Data for this exercise:
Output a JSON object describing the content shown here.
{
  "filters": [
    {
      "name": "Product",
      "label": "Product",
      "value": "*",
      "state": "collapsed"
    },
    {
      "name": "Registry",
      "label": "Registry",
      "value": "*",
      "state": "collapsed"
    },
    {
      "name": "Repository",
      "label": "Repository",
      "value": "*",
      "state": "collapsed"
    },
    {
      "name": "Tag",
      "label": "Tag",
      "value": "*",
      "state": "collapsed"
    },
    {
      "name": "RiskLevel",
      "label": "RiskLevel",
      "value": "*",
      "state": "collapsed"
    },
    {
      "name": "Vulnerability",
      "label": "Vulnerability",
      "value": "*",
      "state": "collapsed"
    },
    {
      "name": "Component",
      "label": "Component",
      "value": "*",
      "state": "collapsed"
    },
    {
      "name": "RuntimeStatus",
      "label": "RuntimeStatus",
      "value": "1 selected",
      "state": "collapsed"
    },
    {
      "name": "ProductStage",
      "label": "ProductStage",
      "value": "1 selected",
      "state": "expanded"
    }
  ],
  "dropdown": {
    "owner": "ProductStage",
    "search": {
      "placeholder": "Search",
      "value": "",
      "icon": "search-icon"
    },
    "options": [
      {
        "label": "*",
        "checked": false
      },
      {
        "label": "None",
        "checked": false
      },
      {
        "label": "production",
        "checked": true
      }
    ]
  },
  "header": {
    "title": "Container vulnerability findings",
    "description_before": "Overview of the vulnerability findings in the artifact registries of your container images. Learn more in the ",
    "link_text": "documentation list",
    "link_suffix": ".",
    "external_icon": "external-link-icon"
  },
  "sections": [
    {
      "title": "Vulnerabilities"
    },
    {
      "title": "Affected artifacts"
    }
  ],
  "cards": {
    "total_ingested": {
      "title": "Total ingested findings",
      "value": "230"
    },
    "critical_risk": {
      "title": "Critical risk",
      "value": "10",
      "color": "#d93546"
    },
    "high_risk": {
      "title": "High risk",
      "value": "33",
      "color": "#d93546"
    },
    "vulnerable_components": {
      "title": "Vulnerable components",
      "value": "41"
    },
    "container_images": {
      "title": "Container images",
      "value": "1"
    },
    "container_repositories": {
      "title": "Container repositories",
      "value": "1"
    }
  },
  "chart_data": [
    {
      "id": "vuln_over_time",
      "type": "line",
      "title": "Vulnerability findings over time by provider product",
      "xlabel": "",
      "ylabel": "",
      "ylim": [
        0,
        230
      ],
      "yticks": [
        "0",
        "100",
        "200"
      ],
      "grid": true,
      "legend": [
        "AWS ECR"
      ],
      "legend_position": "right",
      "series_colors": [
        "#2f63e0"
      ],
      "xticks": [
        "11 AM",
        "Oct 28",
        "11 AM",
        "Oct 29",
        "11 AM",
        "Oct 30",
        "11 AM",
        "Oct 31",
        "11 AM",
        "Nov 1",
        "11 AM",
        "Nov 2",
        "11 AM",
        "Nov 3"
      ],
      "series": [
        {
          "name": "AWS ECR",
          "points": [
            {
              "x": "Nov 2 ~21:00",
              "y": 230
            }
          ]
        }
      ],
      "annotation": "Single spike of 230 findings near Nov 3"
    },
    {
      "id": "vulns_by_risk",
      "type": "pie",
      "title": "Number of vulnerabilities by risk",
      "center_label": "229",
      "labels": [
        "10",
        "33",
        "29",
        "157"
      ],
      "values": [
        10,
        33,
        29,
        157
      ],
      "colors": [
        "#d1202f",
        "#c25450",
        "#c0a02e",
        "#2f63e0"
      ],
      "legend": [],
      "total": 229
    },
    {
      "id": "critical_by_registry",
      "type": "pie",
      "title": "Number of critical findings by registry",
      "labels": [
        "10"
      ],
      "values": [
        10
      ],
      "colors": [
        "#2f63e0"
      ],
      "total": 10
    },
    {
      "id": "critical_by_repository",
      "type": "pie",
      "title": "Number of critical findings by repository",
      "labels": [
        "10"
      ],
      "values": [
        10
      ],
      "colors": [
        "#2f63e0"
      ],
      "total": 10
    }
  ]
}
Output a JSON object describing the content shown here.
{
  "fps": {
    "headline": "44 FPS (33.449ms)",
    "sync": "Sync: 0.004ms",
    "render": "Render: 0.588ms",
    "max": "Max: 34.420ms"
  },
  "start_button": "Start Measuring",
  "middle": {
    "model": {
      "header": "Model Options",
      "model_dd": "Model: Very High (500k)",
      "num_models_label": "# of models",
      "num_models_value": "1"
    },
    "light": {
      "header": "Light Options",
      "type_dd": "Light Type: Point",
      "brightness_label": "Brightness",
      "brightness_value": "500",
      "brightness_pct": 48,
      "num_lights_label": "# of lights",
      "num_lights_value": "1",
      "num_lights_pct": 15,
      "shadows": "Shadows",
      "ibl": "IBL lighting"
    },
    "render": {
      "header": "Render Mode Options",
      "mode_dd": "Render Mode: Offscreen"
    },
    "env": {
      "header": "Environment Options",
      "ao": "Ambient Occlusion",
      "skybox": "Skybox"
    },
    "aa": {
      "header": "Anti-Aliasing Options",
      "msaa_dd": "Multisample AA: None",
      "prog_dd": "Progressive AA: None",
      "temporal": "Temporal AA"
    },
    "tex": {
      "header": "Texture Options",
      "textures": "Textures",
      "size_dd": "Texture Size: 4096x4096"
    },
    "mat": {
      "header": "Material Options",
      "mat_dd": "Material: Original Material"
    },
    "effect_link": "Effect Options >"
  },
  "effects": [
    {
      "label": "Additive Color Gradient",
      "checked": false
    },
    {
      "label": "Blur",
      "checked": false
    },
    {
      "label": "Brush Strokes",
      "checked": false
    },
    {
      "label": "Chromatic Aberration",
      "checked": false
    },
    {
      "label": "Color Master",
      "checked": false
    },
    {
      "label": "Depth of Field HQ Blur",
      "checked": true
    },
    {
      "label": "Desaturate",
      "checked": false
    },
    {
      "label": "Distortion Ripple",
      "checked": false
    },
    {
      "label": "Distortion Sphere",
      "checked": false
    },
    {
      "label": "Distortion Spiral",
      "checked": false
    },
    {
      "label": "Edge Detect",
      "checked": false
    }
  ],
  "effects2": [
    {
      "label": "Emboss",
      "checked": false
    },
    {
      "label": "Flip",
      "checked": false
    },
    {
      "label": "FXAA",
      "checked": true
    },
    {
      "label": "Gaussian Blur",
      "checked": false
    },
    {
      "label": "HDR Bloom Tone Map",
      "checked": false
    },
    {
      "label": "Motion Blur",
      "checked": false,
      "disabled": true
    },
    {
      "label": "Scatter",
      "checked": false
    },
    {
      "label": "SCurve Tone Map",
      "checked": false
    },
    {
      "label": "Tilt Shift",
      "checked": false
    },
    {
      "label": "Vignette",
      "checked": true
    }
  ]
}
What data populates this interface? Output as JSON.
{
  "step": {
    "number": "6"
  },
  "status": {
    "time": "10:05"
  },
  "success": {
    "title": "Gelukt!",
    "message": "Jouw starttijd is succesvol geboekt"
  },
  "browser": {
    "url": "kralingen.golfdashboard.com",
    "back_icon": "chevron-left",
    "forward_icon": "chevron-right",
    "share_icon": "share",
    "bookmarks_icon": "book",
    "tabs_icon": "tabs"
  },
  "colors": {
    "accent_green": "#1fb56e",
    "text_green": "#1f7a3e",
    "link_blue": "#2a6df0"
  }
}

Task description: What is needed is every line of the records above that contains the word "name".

Response:
      "name": "Product",
      "name": "Registry",
      "name": "Repository",
      "name": "Tag",
      "name": "RiskLevel",
      "name": "Vulnerability",
      "name": "Component",
      "name": "RuntimeStatus",
      "name": "ProductStage",
          "name": "AWS ECR",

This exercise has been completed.